Centro de Apoyo a la Investigacion Economica; Banco de la República; Banco de la República de Colombia
Economics, Econometrics and Finance; Social Sciences; Migración internacional; Emigrantes retornados; Habilidades por tareas; Sesgo de contaminación; F20 - International Factor Movements and International Business: General; F22 - International Migration; C49 - Econometric and Statistical Methods: Special Topics: Other; International migration; Returned migrants; Task qualification; Contamination bias; Inmigrantes colombianos -- Estados Unidos; Inmigrantes colombianos -- Aspectos socioeconómicos -- Estados Unidos; Inmigrantes colombianos -- Educación -- Estados Unidos; Estatus profesional -- Migración e inmigración -- Estados Unidos; F20 - Movimientos internacionales de factores y actividad económica internacional: Generalidades; F22 - Migraciones internacionales; C49 - Métodos econométricos y estadísticos: temas especiales: Otros; International migration, returned mi¬grants, task qualification, contamination bias.; International Migration, Returned Migrants, Task Qualification, contamination bias
article description

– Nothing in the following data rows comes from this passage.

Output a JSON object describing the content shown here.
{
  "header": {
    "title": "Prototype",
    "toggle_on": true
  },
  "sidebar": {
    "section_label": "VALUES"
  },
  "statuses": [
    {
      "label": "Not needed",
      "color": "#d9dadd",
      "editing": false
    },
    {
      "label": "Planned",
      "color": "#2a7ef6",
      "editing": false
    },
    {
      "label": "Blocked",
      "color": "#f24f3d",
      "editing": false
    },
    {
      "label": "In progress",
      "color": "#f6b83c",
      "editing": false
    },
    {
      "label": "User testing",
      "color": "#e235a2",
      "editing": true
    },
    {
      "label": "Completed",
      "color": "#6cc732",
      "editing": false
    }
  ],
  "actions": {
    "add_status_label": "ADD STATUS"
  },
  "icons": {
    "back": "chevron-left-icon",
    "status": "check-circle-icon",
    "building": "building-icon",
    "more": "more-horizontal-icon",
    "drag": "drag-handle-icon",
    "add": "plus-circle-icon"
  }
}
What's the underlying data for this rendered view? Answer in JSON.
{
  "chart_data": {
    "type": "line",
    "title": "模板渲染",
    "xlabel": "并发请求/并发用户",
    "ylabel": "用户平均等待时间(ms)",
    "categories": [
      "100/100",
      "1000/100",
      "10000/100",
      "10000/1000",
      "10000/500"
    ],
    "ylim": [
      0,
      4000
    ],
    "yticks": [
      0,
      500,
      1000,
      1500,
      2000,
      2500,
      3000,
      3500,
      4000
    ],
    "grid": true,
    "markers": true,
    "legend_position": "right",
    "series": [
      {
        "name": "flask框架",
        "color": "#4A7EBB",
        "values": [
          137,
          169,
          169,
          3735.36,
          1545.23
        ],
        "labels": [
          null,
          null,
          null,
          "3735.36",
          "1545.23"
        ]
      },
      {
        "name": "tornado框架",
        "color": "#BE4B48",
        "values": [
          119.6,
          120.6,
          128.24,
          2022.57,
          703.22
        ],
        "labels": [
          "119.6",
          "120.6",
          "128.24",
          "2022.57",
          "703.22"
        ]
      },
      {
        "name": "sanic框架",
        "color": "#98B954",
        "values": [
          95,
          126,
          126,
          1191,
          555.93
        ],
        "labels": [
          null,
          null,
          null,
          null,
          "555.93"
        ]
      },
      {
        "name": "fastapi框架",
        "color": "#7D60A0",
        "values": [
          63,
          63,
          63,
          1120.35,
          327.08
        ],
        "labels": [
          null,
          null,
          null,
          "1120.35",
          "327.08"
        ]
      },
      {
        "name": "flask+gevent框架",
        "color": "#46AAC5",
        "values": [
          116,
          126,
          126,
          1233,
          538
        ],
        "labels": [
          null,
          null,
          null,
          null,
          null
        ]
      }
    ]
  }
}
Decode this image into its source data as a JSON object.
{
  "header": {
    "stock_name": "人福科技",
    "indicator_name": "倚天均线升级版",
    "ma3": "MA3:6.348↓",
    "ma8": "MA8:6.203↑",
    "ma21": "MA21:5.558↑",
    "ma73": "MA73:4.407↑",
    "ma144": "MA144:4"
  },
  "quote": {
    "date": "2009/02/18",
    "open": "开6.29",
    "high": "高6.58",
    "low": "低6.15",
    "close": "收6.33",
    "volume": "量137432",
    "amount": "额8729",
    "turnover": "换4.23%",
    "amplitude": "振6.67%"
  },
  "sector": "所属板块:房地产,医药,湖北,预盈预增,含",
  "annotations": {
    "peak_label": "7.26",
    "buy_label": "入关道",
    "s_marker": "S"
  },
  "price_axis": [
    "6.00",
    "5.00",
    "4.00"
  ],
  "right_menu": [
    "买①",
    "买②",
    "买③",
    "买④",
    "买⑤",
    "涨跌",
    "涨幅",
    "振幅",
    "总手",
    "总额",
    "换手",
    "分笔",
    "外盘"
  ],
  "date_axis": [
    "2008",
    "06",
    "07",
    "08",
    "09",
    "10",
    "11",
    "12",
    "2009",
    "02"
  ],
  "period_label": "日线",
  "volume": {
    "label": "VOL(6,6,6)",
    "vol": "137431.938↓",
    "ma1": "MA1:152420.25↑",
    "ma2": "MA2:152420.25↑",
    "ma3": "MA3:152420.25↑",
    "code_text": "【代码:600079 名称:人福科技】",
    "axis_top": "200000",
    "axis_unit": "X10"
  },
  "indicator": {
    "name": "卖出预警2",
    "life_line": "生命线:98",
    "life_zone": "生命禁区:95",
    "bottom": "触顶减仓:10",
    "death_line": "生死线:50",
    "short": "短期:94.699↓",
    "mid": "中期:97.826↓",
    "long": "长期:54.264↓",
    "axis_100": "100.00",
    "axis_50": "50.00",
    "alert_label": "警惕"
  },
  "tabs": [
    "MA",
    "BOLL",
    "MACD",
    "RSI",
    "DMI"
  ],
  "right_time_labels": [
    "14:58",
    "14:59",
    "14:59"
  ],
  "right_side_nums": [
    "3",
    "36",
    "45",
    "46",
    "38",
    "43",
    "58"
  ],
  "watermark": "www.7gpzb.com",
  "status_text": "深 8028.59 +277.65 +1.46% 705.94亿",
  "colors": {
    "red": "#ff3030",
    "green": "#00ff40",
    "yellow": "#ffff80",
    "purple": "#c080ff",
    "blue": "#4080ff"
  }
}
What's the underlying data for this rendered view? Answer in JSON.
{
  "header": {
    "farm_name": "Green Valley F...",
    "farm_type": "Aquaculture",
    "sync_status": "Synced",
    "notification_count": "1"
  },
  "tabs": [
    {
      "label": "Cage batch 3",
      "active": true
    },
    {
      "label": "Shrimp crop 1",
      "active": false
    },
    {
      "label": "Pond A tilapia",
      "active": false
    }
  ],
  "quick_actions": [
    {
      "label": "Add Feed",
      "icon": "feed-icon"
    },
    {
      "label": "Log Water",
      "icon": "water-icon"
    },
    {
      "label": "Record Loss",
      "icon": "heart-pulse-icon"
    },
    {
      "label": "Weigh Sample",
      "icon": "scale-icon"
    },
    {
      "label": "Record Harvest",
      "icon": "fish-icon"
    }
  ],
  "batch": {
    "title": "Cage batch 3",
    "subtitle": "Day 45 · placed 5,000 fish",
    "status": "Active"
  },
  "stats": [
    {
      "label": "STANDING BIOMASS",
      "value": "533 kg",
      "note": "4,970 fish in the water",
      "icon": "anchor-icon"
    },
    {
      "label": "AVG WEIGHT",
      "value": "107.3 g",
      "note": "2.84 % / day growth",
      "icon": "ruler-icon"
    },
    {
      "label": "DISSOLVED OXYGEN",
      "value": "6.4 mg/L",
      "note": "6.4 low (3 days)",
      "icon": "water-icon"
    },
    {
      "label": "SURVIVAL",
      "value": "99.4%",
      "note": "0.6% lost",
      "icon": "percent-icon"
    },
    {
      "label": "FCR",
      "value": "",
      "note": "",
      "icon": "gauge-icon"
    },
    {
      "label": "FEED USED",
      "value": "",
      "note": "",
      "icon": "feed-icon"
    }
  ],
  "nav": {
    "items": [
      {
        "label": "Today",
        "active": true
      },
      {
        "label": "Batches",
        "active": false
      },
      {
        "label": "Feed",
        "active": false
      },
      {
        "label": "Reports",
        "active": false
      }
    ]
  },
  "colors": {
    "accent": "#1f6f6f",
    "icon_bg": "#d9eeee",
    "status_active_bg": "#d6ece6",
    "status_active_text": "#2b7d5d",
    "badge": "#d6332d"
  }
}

This document shows that Colombian immigrants, who returned to the country from the United States between 1990 and 2005, were on average less well-educated than those who decided to stay in the U.S. This is a fact that has contributed to emphasizing the positive selection made by Colombians when choosing the U.S. as their destination, and, as a result, has increased the net flight of human capital (the so-called brain drain). Although data does not allow us to include the quality of the jobs that immigrants are performing in the U.S. as a determinant of the decision to return, it allows us to show that Colombian immigrants are usually engaged in jobs that require qualifications commensurate with the level of education. We also provide evidence that Colombia is a net exporter of 5% of its population with a university or post-graduate degree.